The petition has gained momentum, securing more than 1,000 signatures, but stopping the development appears to be an uphill battle: The project is by-right under current county zoning.
According to initial plans, the 570-acre parcel will include 28 homes on two- to four-acre lots and another 10 homes on 25- to 40-acre lots. Four entrances to the subdivision are planned off Sam Fred Road, with two entrances to the smaller lots and two to the larger lots. Known as clustering, the parcel is zoned for 15 acres per dwelling, and the homes will be situated with 70 percent open space.
Glen Barbour, public affairs spokesman for Loudoun County, said the Town of Middleburg has a subdivision control area that reaches one mile beyond its corporate boundary, and Banbury Cross is partially in this area.

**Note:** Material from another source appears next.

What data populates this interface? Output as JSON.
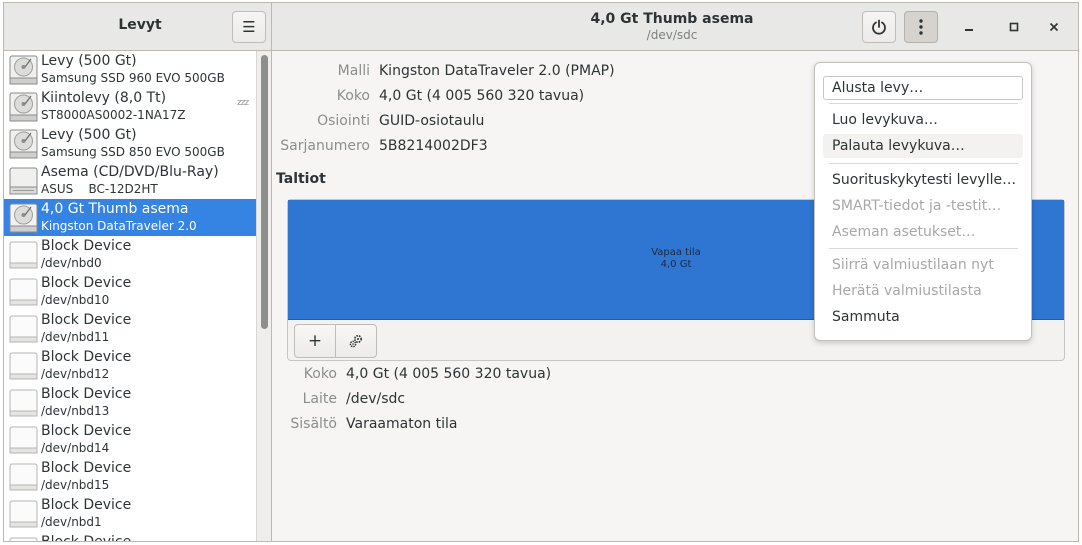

“The major impacts of this development would occur within the control area. The development outside the one-mile subdivision control area comes in the form of large rural economy lots,” Barbour said. The preliminary subdivision application, led by Andrew Hertneky, managing partner of Middleburg Land 1 LLC, was rejected by the Middleburg Planning Commission at a meeting Sept. 23 because it was “deficient” on a number of technical requirements, according to Middleburg Deputy Town Administrator William Moore.
Moore said the applicant will need to resubmit a new form and go through the same process again.
“We did meet, and the applicant indicated they have every intention on re-filing, but they are taking time to make sure everything is in order,” Moore said.
Moore said he has heard concerns about driving safety on Sam Fred Road and Route 50. VDOT reviewed the preliminary application, though the plans did not reach a threshold for a traffic impact analysis.
“Further analysis of whether or not there would need improvements on Sam Fred or Route 50 would be examined at a later stage by VDOT,” Moore said.
Hertneky could not be reached for comment for this story.
Daniel Haney, an opponent of the proposal, said he believes plans will eventually include more than 38 homes and will also encompass adjacent properties including Traveller's Rest and Banbury Cross Polo, creating three polo fields, a clubhouse and spa with different levels of membership to develop a 740-acre “Wellington North complex.”
“I don't think this town needs another polo resort,” Haney said.
Haney said his group has raised $6,000 through a GoFundMe campaign and $1,000 through a nonprofit. These were set up to hire land use attorneys, purchase yard signs and hire consultants.
“This project doesn't fit the cultural and historical integrity of rural western Loudoun, and I hope our Board of Supervisors will agree,” he said.
Middleburg Mayor Bridge Littleton said he also has concerns about the proposal.
“I am concerned about the project in general for Middleburg and our environment and surrounding community. It could have a significant impact to our water table, traffic and historic and cultural assets. It has not been done or planned with broader community input and insight. This is a prime example of why the County needs to fix the hole in our county zoning around clustering in AR-1 and AR-2,” Littleton said.
Haney said he hopes the developers will sit down with his group to discuss their plans.
“This started as a handful of concerned citizens and has become a movement. It would be great if they met with us or had a public hearing. So far they have been silent,” Haney said.